  4. 4. 2010 CRC PhD Student Conference References [1] Richard Caralli, James Stevens, Lisa Young, and William Wilson. Introducing OCTAVE Allegro: Improving the Information Security Risk Assessment Process. The Software Engineering Institute, 2007. [2] Peter Herrmann and Gaby Herrmann. Security requirement analysis of business processes. Electron Commerce Research, 6:305– 335, 2006. [3] International Organization of Standardization (ISO). ISO 27002 Information technology - Security techniques - Code of practice for information security management, International Organization of Standardization (ISO), 2005. [4] Alexander W. Roehm, Guenther Pernul, and Gaby Hermann. Modelling secure and fair electronic commerce. In Proceeding 14th Annual Computer Security Applications Conference, Phoenix, Arizona, Dec. 7-11, 1998. IEEE Computer Society Press, 1998. [5] Andrew Stewart. On risk: perception and direction. Computers & Security, 23:362–370, 2004. [6] Lili Sun, Rajendra Srivastava, and Theodore Mock. An information systems security risk assessment model under Dempster-Shafer theory of belief functions. Journal of Management Information Systems, 22(4):109 –142, 2006. [7] Stilianos Vidalis. A critical discussion of risk and threat analysis methods and methodologies.

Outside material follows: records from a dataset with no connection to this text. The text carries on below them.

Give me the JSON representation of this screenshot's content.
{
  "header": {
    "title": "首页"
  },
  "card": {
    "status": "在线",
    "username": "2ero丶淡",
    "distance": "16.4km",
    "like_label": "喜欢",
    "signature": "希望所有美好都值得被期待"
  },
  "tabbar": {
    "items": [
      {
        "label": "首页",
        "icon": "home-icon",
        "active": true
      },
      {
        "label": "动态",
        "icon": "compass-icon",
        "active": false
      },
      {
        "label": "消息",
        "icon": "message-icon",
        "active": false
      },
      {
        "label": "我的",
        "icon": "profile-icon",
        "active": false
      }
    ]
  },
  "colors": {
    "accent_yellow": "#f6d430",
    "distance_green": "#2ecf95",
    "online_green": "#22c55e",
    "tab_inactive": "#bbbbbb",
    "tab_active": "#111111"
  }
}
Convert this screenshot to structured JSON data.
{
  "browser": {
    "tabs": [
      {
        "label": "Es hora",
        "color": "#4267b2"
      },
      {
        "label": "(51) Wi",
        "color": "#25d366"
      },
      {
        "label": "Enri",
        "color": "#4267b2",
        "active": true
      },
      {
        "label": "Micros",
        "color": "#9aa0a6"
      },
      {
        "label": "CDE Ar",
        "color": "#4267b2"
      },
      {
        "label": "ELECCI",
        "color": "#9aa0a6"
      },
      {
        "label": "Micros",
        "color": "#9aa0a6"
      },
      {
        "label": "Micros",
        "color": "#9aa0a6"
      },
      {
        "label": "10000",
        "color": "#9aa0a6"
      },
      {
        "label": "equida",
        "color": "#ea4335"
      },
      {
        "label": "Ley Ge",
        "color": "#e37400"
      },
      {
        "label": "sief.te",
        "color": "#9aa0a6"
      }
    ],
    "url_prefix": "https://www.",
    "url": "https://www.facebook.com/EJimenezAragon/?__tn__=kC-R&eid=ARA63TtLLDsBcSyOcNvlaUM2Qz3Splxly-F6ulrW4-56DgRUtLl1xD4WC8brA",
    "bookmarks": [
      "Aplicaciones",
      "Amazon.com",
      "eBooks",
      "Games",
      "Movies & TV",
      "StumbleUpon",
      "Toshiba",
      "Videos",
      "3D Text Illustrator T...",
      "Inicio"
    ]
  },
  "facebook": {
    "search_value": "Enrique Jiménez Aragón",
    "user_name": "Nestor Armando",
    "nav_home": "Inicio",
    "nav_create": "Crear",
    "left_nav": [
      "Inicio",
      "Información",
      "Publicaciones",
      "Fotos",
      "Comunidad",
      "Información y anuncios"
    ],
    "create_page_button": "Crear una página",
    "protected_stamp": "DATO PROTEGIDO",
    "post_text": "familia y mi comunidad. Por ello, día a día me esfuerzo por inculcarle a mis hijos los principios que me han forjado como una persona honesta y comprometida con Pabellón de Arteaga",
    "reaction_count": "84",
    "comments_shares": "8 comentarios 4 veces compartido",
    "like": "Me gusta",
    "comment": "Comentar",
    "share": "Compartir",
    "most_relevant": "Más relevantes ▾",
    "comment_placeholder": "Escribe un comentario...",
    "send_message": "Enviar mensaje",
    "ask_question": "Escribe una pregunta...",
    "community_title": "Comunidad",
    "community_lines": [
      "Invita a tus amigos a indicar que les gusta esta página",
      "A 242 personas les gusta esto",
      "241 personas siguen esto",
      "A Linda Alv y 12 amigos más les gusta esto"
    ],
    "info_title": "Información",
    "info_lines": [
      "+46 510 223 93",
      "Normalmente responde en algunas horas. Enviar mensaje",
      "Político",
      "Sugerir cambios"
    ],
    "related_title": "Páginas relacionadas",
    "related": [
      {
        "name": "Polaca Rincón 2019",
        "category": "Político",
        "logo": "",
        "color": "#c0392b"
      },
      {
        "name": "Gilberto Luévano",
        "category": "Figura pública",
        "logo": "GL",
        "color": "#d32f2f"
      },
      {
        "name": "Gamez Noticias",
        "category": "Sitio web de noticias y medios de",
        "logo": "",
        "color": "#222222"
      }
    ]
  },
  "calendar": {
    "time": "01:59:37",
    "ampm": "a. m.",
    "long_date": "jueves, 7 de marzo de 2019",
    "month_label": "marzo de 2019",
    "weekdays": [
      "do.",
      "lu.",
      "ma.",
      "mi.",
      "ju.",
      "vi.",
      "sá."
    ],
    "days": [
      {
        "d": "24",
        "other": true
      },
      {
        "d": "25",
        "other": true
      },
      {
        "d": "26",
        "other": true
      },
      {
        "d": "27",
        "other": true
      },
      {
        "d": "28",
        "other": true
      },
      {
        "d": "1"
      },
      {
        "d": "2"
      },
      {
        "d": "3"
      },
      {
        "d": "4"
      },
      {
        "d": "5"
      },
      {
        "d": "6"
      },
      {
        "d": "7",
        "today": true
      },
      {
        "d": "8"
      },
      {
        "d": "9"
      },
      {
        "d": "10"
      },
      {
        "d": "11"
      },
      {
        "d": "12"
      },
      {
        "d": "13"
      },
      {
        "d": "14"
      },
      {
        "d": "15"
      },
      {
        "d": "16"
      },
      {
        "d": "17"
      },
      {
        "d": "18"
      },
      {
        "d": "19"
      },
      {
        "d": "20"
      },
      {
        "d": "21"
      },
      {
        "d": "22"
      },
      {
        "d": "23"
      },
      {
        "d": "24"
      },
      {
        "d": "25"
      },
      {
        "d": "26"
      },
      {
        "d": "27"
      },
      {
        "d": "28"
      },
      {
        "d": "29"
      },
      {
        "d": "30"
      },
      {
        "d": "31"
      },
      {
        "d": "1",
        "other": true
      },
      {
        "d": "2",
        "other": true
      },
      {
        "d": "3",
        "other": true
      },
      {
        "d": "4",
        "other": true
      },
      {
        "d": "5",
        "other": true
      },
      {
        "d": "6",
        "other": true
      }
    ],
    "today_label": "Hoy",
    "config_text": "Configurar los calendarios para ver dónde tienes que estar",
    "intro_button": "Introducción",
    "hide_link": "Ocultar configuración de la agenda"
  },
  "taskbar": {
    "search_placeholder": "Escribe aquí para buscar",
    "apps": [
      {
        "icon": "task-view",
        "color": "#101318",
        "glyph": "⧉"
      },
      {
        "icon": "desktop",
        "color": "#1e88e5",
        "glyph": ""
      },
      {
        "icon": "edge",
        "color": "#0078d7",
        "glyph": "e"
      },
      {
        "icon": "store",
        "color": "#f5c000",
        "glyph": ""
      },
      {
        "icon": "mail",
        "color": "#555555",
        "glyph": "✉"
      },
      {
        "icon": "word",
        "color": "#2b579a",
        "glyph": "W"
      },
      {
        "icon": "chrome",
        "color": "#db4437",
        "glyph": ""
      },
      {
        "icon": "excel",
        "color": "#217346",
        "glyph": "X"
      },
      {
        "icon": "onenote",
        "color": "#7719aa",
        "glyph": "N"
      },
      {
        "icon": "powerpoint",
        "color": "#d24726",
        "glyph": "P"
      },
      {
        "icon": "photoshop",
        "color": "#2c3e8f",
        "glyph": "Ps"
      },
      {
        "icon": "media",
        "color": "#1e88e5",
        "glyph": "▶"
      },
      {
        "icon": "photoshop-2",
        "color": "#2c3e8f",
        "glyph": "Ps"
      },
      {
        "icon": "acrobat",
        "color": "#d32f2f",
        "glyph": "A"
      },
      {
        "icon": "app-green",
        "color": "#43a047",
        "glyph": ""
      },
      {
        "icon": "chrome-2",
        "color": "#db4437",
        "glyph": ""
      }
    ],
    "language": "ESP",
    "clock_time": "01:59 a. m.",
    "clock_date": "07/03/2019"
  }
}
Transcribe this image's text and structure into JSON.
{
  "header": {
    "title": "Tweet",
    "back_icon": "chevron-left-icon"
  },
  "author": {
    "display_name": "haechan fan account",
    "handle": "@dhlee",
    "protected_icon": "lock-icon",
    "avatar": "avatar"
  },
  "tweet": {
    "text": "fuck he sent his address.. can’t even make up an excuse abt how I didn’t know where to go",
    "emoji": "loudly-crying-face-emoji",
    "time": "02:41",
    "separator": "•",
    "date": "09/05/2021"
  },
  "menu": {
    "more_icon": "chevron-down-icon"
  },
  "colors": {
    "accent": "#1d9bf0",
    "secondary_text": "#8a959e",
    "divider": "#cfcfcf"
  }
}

Technical Report CS-04-03, University of Glamorgan, Pontypridd, 2004. Page 101 of 125